And what might those claims be? That he knows where his wife, Amelia Croft, had disappeared to — somewhere along the lines of Atlantis, or the mythical Avalon, places Lara was intent on finding, not only to fix her father’s reputation, but more importantly, to find her mother, thrall or alive.

Whereas Lara wanted to get closer to the truth of her parent’s disappearances in the Second Continuity, Lara of the Third Continuity appears to want to do otherwise; she wants to distance herself from the legacy of being a Croft. She has her name made — “Lara Croft” — already regarded of with respect, respect she nonetheless wants to earn, not just simply have.

This is her motivation. She wants to make her own legacy, by her own means. She wants to experience the world outside the one she was brought up in — real and raw, no pretentions, no butlers or chaufers, or open invitations to the most prestigious universities.

And so at age 21, Lara, in pursuit of this goal, will experience a new kind of world first-hand, on a mysterious island, no less, with signs of danger left and right — a place that lives out stuff nightmares are made of. Sure, there will be tombs to raid, breath-taking vistas to take in, artifacts to uncover, but that all won’t matter, because Lara’s greatest pursuit will no longer be that of making her own legacy, but of literally, desperately making room to breathe to stay alive.

20-12-10, 14:53
I'll read it later. :p

Wouldn't this be more appropriate for the TR2011 section? :p

20-12-10, 14:55
I'll read it later. :p

Wouldn't this be more appropriate for the TR2011 section? :p

I was going to post it there, I accidentally posted here. Now that I think about it, it fits better here IMO.:)

20-12-10, 14:56
I was going to post it there, I accidentally posted here. Now that I think about it, it fits better here IMO.:)

It does? If you say so. :p

20-12-10, 14:58
It talks about all three incarnations of Lara Croft, not just TR2011, therefor it's general Tomb Raider. :)

20-12-10, 15:00
It talks about all three incarnations of Lara Croft, not just TR2011, therefor it's general Tomb Raider. :)

I haven't read it, so I'll take your word for it. :D

Seriously, enough about this. Let us allow peeps to talk about the actual article, now. :p

20-12-10, 16:35
Nice article, though I hope we learn soon what Lara's parents do/are exactly in the new biography. Putting my vote at antique collectors/dealers at the moment. Most likely not archeologists as they're not adventurous like Lara is.

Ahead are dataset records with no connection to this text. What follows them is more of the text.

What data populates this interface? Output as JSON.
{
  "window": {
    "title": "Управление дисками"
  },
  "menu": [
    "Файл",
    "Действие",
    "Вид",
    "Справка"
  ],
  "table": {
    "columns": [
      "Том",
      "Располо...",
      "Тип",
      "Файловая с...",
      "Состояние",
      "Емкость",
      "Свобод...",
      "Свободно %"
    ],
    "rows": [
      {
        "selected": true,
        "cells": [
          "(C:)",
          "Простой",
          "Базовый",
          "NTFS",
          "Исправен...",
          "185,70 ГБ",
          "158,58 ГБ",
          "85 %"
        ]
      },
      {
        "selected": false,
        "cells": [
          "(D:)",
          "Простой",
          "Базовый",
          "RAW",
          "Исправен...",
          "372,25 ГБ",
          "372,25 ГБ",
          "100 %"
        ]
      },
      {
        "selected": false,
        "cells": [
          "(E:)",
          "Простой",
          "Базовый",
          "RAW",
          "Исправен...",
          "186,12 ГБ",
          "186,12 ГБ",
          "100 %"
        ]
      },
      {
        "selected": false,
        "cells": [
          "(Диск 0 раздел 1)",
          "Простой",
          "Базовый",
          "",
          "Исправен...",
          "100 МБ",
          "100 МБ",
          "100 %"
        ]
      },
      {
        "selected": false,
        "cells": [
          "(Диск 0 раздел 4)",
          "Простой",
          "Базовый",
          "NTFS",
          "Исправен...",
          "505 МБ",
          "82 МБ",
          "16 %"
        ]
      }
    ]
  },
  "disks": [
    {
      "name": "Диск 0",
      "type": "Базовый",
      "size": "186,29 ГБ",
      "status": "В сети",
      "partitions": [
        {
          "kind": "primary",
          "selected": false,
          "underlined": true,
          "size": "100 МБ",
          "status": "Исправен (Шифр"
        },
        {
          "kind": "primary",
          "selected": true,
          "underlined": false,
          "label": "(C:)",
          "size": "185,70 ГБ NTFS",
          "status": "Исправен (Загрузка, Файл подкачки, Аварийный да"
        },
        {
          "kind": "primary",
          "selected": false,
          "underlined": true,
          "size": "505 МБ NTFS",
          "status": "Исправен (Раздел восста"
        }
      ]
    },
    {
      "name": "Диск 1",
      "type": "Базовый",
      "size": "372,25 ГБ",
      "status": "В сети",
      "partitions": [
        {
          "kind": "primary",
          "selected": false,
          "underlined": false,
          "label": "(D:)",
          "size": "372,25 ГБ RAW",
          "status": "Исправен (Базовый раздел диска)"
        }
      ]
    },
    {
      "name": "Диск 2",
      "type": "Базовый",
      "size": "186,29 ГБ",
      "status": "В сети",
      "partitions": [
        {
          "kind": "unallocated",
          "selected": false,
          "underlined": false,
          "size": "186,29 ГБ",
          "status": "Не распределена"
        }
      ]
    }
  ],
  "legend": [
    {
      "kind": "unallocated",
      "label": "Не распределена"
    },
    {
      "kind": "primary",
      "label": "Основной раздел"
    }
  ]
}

20-12-10, 16:50
And I think this should be in TR 2011 section :p

20-12-10, 17:33
awesome article ;)

21-12-10, 10:14
Nice article, it puts things into retrospective. It now makes me realise how ridiculous the idea of a 9-year-old surviving on their own in the Himalayan mountains sounds. I know it's Lara, but come on. :eek:

21-12-10, 15:03
I read it, and it was really interesting and well written. It really shows that all three bios are different. :)

Though, there is also 2 other "Continuities"; the movie ones and the GoL one.
GoL is a huge question mark. It has some references to TRU ("thralls" written in her journal, when she says "nothing is lost forever", which could be about her mother) but it was developed at the same time as TR2011, so it a bit impossible to tell what "Continuity" it falls into. But, then again, it could be completely seperate from all and be in it's own universe.

The movies is a bit meh. It contradicts all the "Continuities" and, tbh, is really not worth dwelling on. Not because they're crap or anything, just because they're just some mindless fun, if you ask me. :p


21-12-10, 15:04
^I believe GOL is wherever you want, you can say it fit anywhere.

Just not in this new series.:pi:

21-12-10, 16:05
A mentor.
Survival at an early age.
Rich upbringing.

Those seem to be major elements in all three eras. I guess we just can't let go of the original ideas. The motivation though, interesting how it varies. There always seems to be a different endgoal (or lack of in the case of Core) for the eras.

Also, those are only 4. Not 5. :p